  • implementing cultural competency recommendations, affinity groups and continuing curricular discussions as an outgrowth of our ISACS self-studies

Specific Programming/Recognition

  • 2000 Burroughs hosted NCCJ Building an Inclusive Community Workshop.
  • 2001 Department of Justice recognized Burroughs' diversity efforts as aggressive, innovative and comprehensive.
  • 2001 Burroughs hosted the "Lift Every Voice and Sing" exhibit, on loan from the University of Missouri-St. Louis.
  • 2003 Burroughs hosted Frankie Muse Freeman, a civil rights leaders, for a student assembly and a "fireside" chat with parents.
  • 2004 Burroughs hosted Gene Batiste, NAIS vice president of equity and justice who discussed the role of affinity groups in an inclusive community.
  • 2005 At the request of NAIS, Burroughs participated in a pilot of its Assessment of Inclusivity and Multiculturalism.
  • 2007 Burroughs hosted FOCUS St. Louis and KETC-Channel 9's "Black, White & Green: Community Conversations."
  • 2008 Burroughs hosted a viewing and discussion of the PBS documentary, "Race: The Power of an Illusion."
  • 2009 Burroughs hosted the Rev. Samuel "Billy" Kyles, a civil rights leader and a personal friend and witness to Dr. Martin Luther King, Jr.'s assassination.
  • 2011 Burroughs hosted Tim Wise, national anti-racist educator and author, for a student assembly, a faculty workshop and an evening session open to the St. Louis community.
  • 2011 Burroughs hosted Senator Jack Danforth who led a discussion on the diversity of thought during a student assembly, several individual classes and an evening session open to the St. Louis community.
  • 2011 - 2012 Burroughs engaged in a community-wide NAIS Assessment of Inclusivity and Multiculturalism.
  • 2013 Burroughs hosted Eliachi Kimaro, Seattle-based filmmaker, who screened and discussed her documentary "A Lot Like You," which explores Kimaro's mixed-race heritage and situates her personal family history within a social, historical and political context of African decolonization, transnational relations, race, class and gender violence.
  • 2014 Head of School Andy Abbott received the NCCJ's Brotherhood Sisterhood Award.
  • 2014 Burroughs facilitated student, faculty, alum and parent discussions/presentations around Ferguson.
  • 2014 Burroughs hosted an evening program featuring a panel on religious pluralism for the greater St. Louis community.
  • 2015 Burroughs screend I’m Not Racist ~ Am I? in a workshop with students from SLPS, McCleur and Ladue who viewed and processed the documentary with JBS students.
  • 2015 Burroughs hosted Rohina Malik for an evening and an assembly presentation of her one-woman play, Unveiled, about Muslim women in a post-9/11 world.
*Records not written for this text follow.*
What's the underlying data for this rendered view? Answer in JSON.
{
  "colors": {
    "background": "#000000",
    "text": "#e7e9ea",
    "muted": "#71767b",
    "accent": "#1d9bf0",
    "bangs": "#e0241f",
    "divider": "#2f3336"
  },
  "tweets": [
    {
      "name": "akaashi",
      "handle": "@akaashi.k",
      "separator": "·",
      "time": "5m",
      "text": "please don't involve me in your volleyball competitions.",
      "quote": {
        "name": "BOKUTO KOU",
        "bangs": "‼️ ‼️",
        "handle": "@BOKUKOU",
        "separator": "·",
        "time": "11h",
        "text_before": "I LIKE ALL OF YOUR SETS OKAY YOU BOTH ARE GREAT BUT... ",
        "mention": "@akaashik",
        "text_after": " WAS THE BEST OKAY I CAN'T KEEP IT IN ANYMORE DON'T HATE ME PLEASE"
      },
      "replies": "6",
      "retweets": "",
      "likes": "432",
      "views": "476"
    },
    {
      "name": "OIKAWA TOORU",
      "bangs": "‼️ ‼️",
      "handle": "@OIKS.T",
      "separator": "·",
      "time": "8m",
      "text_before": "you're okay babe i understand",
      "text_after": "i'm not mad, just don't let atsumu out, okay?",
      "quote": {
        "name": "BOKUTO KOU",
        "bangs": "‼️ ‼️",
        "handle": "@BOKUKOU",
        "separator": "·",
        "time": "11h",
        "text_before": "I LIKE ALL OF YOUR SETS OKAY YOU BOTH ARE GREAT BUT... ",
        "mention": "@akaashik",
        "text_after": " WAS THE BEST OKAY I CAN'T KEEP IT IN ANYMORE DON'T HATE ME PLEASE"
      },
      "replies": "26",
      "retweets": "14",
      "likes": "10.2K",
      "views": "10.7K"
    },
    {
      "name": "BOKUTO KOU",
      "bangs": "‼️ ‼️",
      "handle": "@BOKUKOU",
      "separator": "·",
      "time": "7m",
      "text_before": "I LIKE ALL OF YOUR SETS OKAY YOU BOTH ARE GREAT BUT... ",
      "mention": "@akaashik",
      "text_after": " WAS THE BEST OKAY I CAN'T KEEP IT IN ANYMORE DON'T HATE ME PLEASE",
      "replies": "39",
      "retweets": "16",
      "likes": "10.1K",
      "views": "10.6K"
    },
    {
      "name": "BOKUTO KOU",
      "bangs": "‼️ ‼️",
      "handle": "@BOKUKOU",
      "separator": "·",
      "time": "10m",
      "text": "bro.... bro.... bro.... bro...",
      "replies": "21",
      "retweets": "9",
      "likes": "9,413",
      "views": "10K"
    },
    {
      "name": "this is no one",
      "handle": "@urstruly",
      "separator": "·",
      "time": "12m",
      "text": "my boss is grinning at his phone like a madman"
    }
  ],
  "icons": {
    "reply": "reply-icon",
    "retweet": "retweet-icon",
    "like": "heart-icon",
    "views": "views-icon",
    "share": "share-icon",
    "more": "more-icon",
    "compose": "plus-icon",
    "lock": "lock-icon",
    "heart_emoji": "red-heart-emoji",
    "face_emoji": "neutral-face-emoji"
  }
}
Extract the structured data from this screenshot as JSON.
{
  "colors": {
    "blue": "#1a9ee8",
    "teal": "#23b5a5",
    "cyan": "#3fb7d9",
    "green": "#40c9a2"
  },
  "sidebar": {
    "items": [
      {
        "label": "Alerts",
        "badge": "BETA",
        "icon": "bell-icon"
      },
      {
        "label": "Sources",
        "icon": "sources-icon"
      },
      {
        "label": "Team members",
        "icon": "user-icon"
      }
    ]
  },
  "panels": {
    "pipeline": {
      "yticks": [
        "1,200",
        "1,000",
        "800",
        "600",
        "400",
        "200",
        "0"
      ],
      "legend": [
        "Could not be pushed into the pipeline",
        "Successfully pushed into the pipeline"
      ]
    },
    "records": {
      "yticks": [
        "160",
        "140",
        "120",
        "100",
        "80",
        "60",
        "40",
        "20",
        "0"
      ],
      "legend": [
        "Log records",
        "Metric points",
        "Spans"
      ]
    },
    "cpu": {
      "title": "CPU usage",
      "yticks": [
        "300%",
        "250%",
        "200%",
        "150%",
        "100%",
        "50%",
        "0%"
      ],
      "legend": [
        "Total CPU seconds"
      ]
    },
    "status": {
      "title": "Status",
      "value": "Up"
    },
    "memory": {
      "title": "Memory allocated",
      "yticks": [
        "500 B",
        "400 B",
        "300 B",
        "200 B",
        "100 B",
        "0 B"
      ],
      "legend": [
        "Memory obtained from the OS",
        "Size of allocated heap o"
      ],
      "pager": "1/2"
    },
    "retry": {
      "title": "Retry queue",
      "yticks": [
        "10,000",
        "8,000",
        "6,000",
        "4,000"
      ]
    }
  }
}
  • 2016 Burroughs hosted the Fargesn Project filmmaker for an evening program, assembly and several class discussions; area activists were also included.
  • 2016 Burroughs sponsored a program on the intersection of religion and politics, featuring Mark Smith (chair, JBS History Department), Marie Griffith (director, The Danforth Center for Religion and Politics), and a panel of area religious leaders.